The Canadian preference for ‘liberal arts education’ does not mean that the term ‘liberal education’ is not used at all. Martin Hicks, Executive Director of Data & Statistics at the Higher Education Quality Council of Ontario, explains, “‘Liberal education’ as a term is more often used in Canada to describe a rich, varied undergraduate experience.” In fact, I learned that one group of Canadian institutions—Acadia University, Bishop’s University, Mount Allison University, and St. Francis Xavier University—has recently decided to celebrate its rich, varied liberal education experience by forming the Maple League of Universities in 2016 (previously called the U4). As the Maple League stated at its inaugural event, “Our schools all share a unique and extraordinary undergraduate learning experience—and we are committed to our model of liberal education.” The student experience that these four residential, rural institutions offer is arguably most similar to that of many residential liberal arts colleges in the States (and at a fraction of the cost, I might add).

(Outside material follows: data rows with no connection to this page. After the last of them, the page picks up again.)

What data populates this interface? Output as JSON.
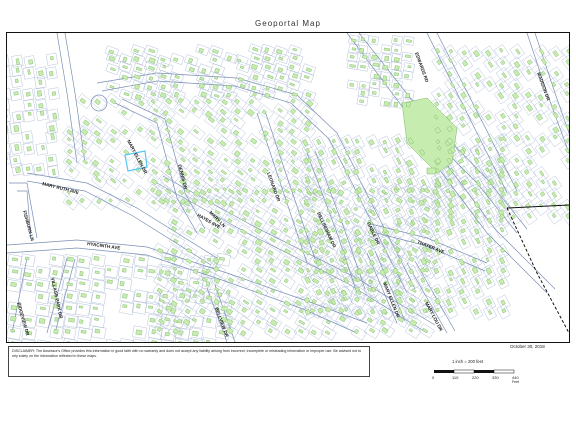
{
  "title": "Geoportal Map",
  "date": "October 30, 2018",
  "disclaimer": "DISCLAIMER: The Assessor's Office provides this information in good faith with no warranty and does not accept any liability arising from incorrect, incomplete or misleading information or improper use. Be advised not to rely solely on the information reflected in these maps.",
  "scale": {
    "text": "1 inch = 200 feet",
    "ticks": [
      "0",
      "110",
      "220",
      "330",
      "440"
    ],
    "unit": "Feet"
  },
  "streets": [
    {
      "key": "mary_ellen_dr",
      "name": "MARY ELLEN DR"
    },
    {
      "key": "dennis_dr",
      "name": "DENNIS DR"
    },
    {
      "key": "mary_ruth_ave",
      "name": "MARY RUTH AVE"
    },
    {
      "key": "fishburn_ln",
      "name": "FISHBURN LN"
    },
    {
      "key": "hyacinth_ave",
      "name": "HYACINTH AVE"
    },
    {
      "key": "leonard_dr",
      "name": "LEONARD DR"
    },
    {
      "key": "mary_ln",
      "name": "MARY LN"
    },
    {
      "key": "hayes_ave",
      "name": "HAYES AVE"
    },
    {
      "key": "village_park_dr",
      "name": "VILLAGE PARK DR"
    },
    {
      "key": "ridgeview_dr",
      "name": "RIDGEVIEW DR"
    },
    {
      "key": "bellview_dr",
      "name": "BELLVIEW DR"
    },
    {
      "key": "bellingham_dr",
      "name": "BELLINGHAM DR"
    },
    {
      "key": "gable_dr",
      "name": "GABLE DR"
    },
    {
      "key": "thayer_ave",
      "name": "THAYER AVE"
    },
    {
      "key": "mary_ellen_dr_2",
      "name": "MARY ELLEN DR"
    },
    {
      "key": "mary_lou_dr",
      "name": "MARY LOU DR"
    },
    {
      "key": "edwards_rd",
      "name": "EDWARDS RD"
    },
    {
      "key": "madison_dr",
      "name": "MADISON DR"
    }
  ]
}
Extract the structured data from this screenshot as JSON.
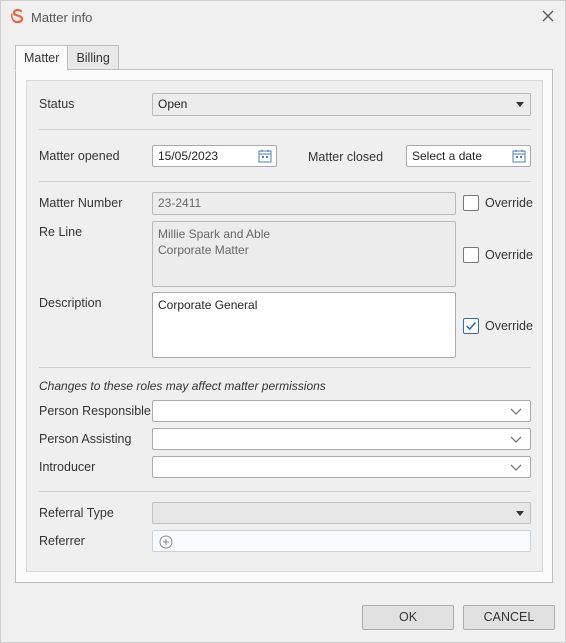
{
  "window": {
    "title": "Matter info"
  },
  "tabs": [
    {
      "label": "Matter",
      "active": true
    },
    {
      "label": "Billing",
      "active": false
    }
  ],
  "status": {
    "label": "Status",
    "value": "Open"
  },
  "dates": {
    "opened_label": "Matter opened",
    "opened_value": "15/05/2023",
    "closed_label": "Matter closed",
    "closed_placeholder": "Select a date"
  },
  "matter_number": {
    "label": "Matter Number",
    "value": "23-2411",
    "override_label": "Override",
    "override_checked": false
  },
  "re_line": {
    "label": "Re Line",
    "line1": "Millie Spark and Able",
    "line2": "Corporate Matter",
    "override_label": "Override",
    "override_checked": false
  },
  "description": {
    "label": "Description",
    "value": "Corporate General",
    "override_label": "Override",
    "override_checked": true
  },
  "roles": {
    "note": "Changes to these roles may affect matter permissions",
    "person_responsible_label": "Person Responsible",
    "person_responsible_value": "",
    "person_assisting_label": "Person Assisting",
    "person_assisting_value": "",
    "introducer_label": "Introducer",
    "introducer_value": ""
  },
  "referral": {
    "type_label": "Referral Type",
    "type_value": "",
    "referrer_label": "Referrer"
  },
  "buttons": {
    "ok": "OK",
    "cancel": "CANCEL"
  },
  "colors": {
    "accent": "#2d6db5",
    "logo": "#e8643c"
  },
  "icons": [
    "app-logo-icon",
    "close-icon",
    "calendar-icon",
    "chevron-down-icon",
    "dropdown-arrow-icon",
    "checkmark-icon",
    "add-circle-icon"
  ]
}
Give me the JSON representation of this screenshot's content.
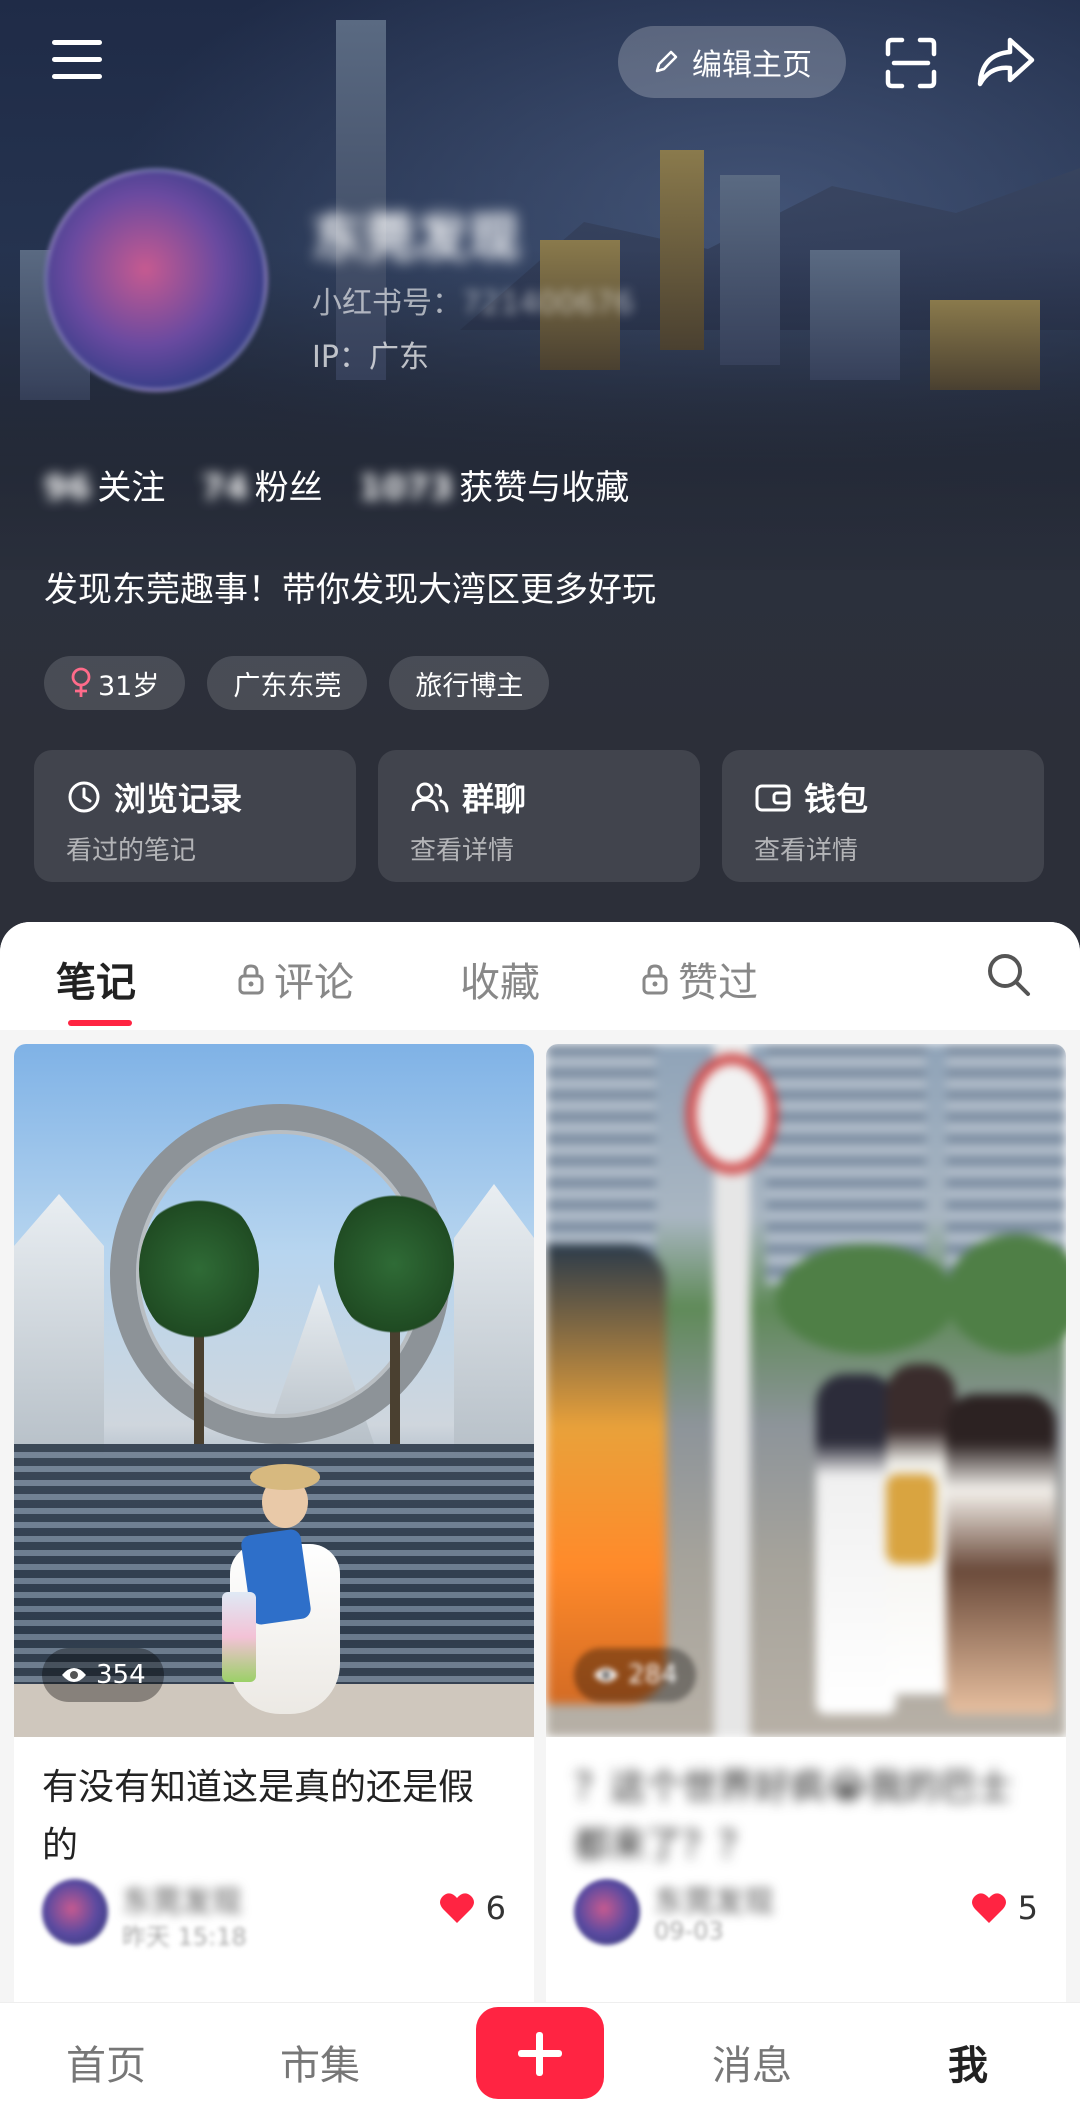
{
  "header": {
    "edit_label": "编辑主页",
    "username": "东莞发现",
    "rid_label": "小红书号：",
    "rid_value": "721400676",
    "ip_label": "IP：广东"
  },
  "stats": [
    {
      "num": "96",
      "label": "关注"
    },
    {
      "num": "74",
      "label": "粉丝"
    },
    {
      "num": "1073",
      "label": "获赞与收藏"
    }
  ],
  "bio": "发现东莞趣事！带你发现大湾区更多好玩",
  "tags": [
    {
      "label": "31岁",
      "icon": "female-icon"
    },
    {
      "label": "广东东莞"
    },
    {
      "label": "旅行博主"
    }
  ],
  "quick_cards": [
    {
      "title": "浏览记录",
      "sub": "看过的笔记",
      "icon": "history-icon"
    },
    {
      "title": "群聊",
      "sub": "查看详情",
      "icon": "group-icon"
    },
    {
      "title": "钱包",
      "sub": "查看详情",
      "icon": "wallet-icon"
    }
  ],
  "tabs": [
    {
      "label": "笔记",
      "active": true
    },
    {
      "label": "评论",
      "locked": true
    },
    {
      "label": "收藏"
    },
    {
      "label": "赞过",
      "locked": true
    }
  ],
  "notes": [
    {
      "views": "354",
      "title": "有没有知道这是真的还是假的",
      "author": "东莞发现",
      "date": "昨天 15:18",
      "likes": "6"
    },
    {
      "views": "284",
      "title": "？这个世界好疯😭我的巴士都来了？？",
      "author": "东莞发现",
      "date": "09-03",
      "likes": "5"
    }
  ],
  "bottom_nav": [
    {
      "label": "首页"
    },
    {
      "label": "市集"
    },
    {
      "label": "消息"
    },
    {
      "label": "我",
      "active": true
    }
  ],
  "colors": {
    "accent": "#ff2442",
    "hero_bg": "#2c2f39"
  }
}
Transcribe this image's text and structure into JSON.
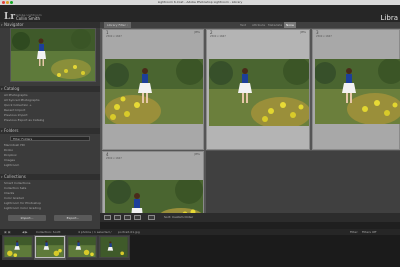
{
  "window": {
    "title": "Lightroom 6.lrcat - Adobe Photoshop Lightroom - Library"
  },
  "identity": {
    "subtitle": "Adobe Lightroom",
    "name": "Collin Smith",
    "module": "Libra",
    "logo": "Lr"
  },
  "navigator": {
    "title": "Navigator"
  },
  "catalog": {
    "title": "Catalog",
    "items": [
      {
        "label": "All Photographs",
        "count": ""
      },
      {
        "label": "All Synced Photographs",
        "count": ""
      },
      {
        "label": "Quick Collection +",
        "count": ""
      },
      {
        "label": "Recent Import",
        "count": ""
      },
      {
        "label": "Previous Import",
        "count": ""
      },
      {
        "label": "Previous Export as Catalog",
        "count": ""
      }
    ]
  },
  "folders": {
    "title": "Folders",
    "search_placeholder": "Filter Folders",
    "items": [
      {
        "label": "Macintosh HD",
        "count": ""
      },
      {
        "label": "Drobo",
        "count": ""
      },
      {
        "label": "Dropbox",
        "count": ""
      },
      {
        "label": "Images",
        "count": ""
      },
      {
        "label": "Lightroom",
        "count": ""
      }
    ]
  },
  "collections": {
    "title": "Collections",
    "items": [
      {
        "label": "Smart Collections",
        "count": ""
      },
      {
        "label": "Collection Sets",
        "count": ""
      },
      {
        "label": "Clients",
        "count": ""
      },
      {
        "label": "Color Graded",
        "count": ""
      },
      {
        "label": "Lightroom for Photoshop",
        "count": ""
      },
      {
        "label": "Lightroom Color Grading",
        "count": ""
      }
    ]
  },
  "left_buttons": {
    "import": "Import...",
    "export": "Export..."
  },
  "grid": {
    "library_label": "Library Filter :",
    "filters": [
      "Text",
      "Attribute",
      "Metadata",
      "None"
    ],
    "active_filter": "None",
    "cells": [
      {
        "num": "1",
        "meta": "2500 x 1667",
        "fname": "JPEG"
      },
      {
        "num": "2",
        "meta": "2500 x 1667",
        "fname": "JPEG"
      },
      {
        "num": "3",
        "meta": "2500 x 1667",
        "fname": "JPEG"
      },
      {
        "num": "4",
        "meta": "2500 x 1667",
        "fname": "JPEG"
      }
    ]
  },
  "toolbar": {
    "sort_label": "Sort: Custom Order"
  },
  "filmstrip": {
    "source": "Collection: Scott",
    "status": "4 photos / 1 selected / ",
    "filename": "portrait-01.jpg",
    "filter_label": "Filter:",
    "filter_value": "Filters Off"
  }
}
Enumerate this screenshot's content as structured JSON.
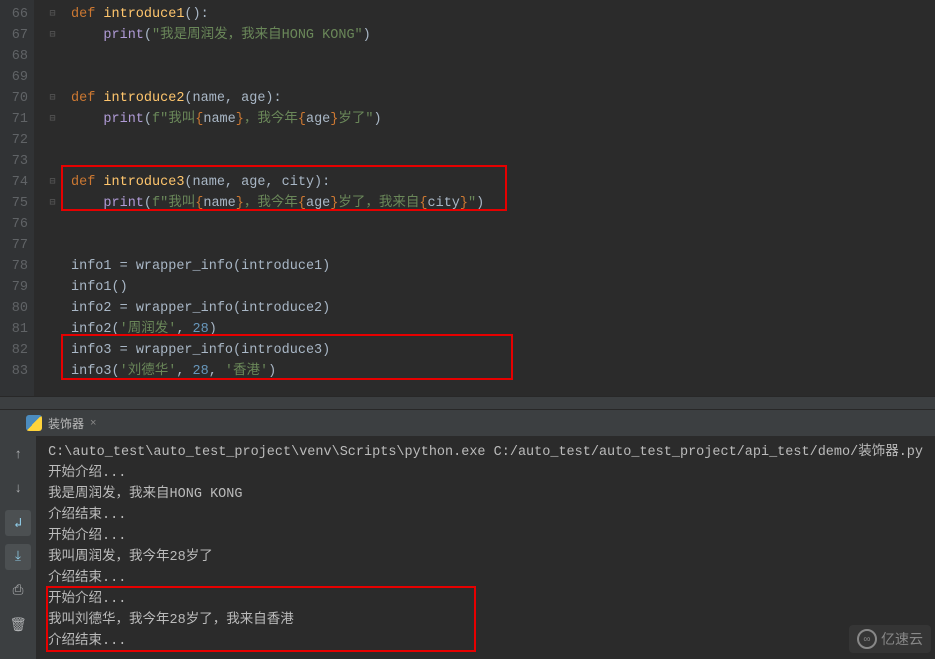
{
  "editor": {
    "lines": [
      "66",
      "67",
      "68",
      "69",
      "70",
      "71",
      "72",
      "73",
      "74",
      "75",
      "76",
      "77",
      "78",
      "79",
      "80",
      "81",
      "82",
      "83"
    ]
  },
  "code": {
    "l66_def": "def ",
    "l66_fn": "introduce1",
    "l66_end": "():",
    "l67_print": "print",
    "l67_p1": "(",
    "l67_str": "\"我是周润发，我来自HONG KONG\"",
    "l67_p2": ")",
    "l70_def": "def ",
    "l70_fn": "introduce2",
    "l70_sig": "(name, age):",
    "l71_print": "print",
    "l71_p1": "(",
    "l71_f": "f\"我叫",
    "l71_b1": "{",
    "l71_v1": "name",
    "l71_b2": "}",
    "l71_m1": "，我今年",
    "l71_b3": "{",
    "l71_v2": "age",
    "l71_b4": "}",
    "l71_m2": "岁了\"",
    "l71_p2": ")",
    "l74_def": "def ",
    "l74_fn": "introduce3",
    "l74_sig": "(name, age, city):",
    "l75_print": "print",
    "l75_p1": "(",
    "l75_f": "f\"我叫",
    "l75_b1": "{",
    "l75_v1": "name",
    "l75_b2": "}",
    "l75_m1": "，我今年",
    "l75_b3": "{",
    "l75_v2": "age",
    "l75_b4": "}",
    "l75_m2": "岁了，我来自",
    "l75_b5": "{",
    "l75_v3": "city",
    "l75_b6": "}",
    "l75_m3": "\"",
    "l75_p2": ")",
    "l78_a": "info1 = ",
    "l78_fn": "wrapper_info",
    "l78_b": "(introduce1)",
    "l79": "info1()",
    "l80_a": "info2 = ",
    "l80_fn": "wrapper_info",
    "l80_b": "(introduce2)",
    "l81_a": "info2(",
    "l81_s": "'周润发'",
    "l81_c": ", ",
    "l81_n": "28",
    "l81_e": ")",
    "l82_a": "info3 = ",
    "l82_fn": "wrapper_info",
    "l82_b": "(introduce3)",
    "l83_a": "info3(",
    "l83_s1": "'刘德华'",
    "l83_c1": ", ",
    "l83_n": "28",
    "l83_c2": ", ",
    "l83_s2": "'香港'",
    "l83_e": ")"
  },
  "runtab": {
    "label": "装饰器",
    "close": "×"
  },
  "console": {
    "l0": "C:\\auto_test\\auto_test_project\\venv\\Scripts\\python.exe C:/auto_test/auto_test_project/api_test/demo/装饰器.py",
    "l1": "开始介绍...",
    "l2": "我是周润发，我来自HONG KONG",
    "l3": "介绍结束...",
    "l4": "开始介绍...",
    "l5": "我叫周润发，我今年28岁了",
    "l6": "介绍结束...",
    "l7": "开始介绍...",
    "l8": "我叫刘德华，我今年28岁了，我来自香港",
    "l9": "介绍结束..."
  },
  "watermark": "亿速云"
}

Core courses and programs, which in the U.S. are generally a feature of the general education component of the liberal arts, do appear in Canada at places like St. Thomas University, the Arts One program at University of British Columbia, and the liberal arts college at Concordia University, to name a few. The Foundation Year Programme at University of King’s College in Nova Scotia is perhaps the most similar to a Great Books core curriculum found at Columbia and the University of Chicago, where all students take the same courses and engage in a shared intellectual experience. And like in the United States, there are varied conceptions of core courses (some mean required courses, others mean general education, and still others mean Great Books courses), but the tendency has been for Canadian postsecondary education to concentrate core programs in degree-bearing programs. The Liberal Studies program at Vancouver Island University is one such program.
Certainly measurement of student learning outcomes is happening in Canadian postsecondary education, but given that the whole system is publicly funded, no separate accreditation bodies exist other than government itself. The Higher Education Quality Council of Ontario (HEQCO) was created in 2005 to provide evidence-based research to improve the postsecondary education system in Ontario, and learning outcomes is one of their three stated priories in addition to access and system design. Interestingly, Ontario is the only province with such a body, but other provinces have contracted with HEQCO to conduct research on student learning outcomes for them.
I’m only scratching the surface here of a rich and complex system that has seen strong success. According to Education at Glance 2014, 53% of Canadian adults have a tertiary qualification, which the highest share among the 34 OECD countries where the average is 32%. I also realize that making direct comparisons between the postsecondary education systems in the United States and Canada is fraught with challenges as they are very obviously two distinct countries. If I’ve learned anything during my sociological observations over the past four years, it’s that the subtle cultural differences between Canada and the U.S. are significant and meaningful, and I’m certain those subtleties are present in postsecondary education sphere. Still, the ‘compare and contrast’ method that teachers are known to love remains an instructive educational tool for us all.
Multiple conversations informed this post. Special thanks to Brenna Baggs of Universities Canada, Katherine Edwards of the Maple League of Universities, Brian Frank and Natalie Simper at Queen’s University, Martin Hicks and Elyse Watkins at HEQCO, Scott Lee at the Association of Core Texts and Courses, and Neil Robertson at University of King’s College.
Please Note: The Teagle Foundation’s grantmaking supports projects based in the United States.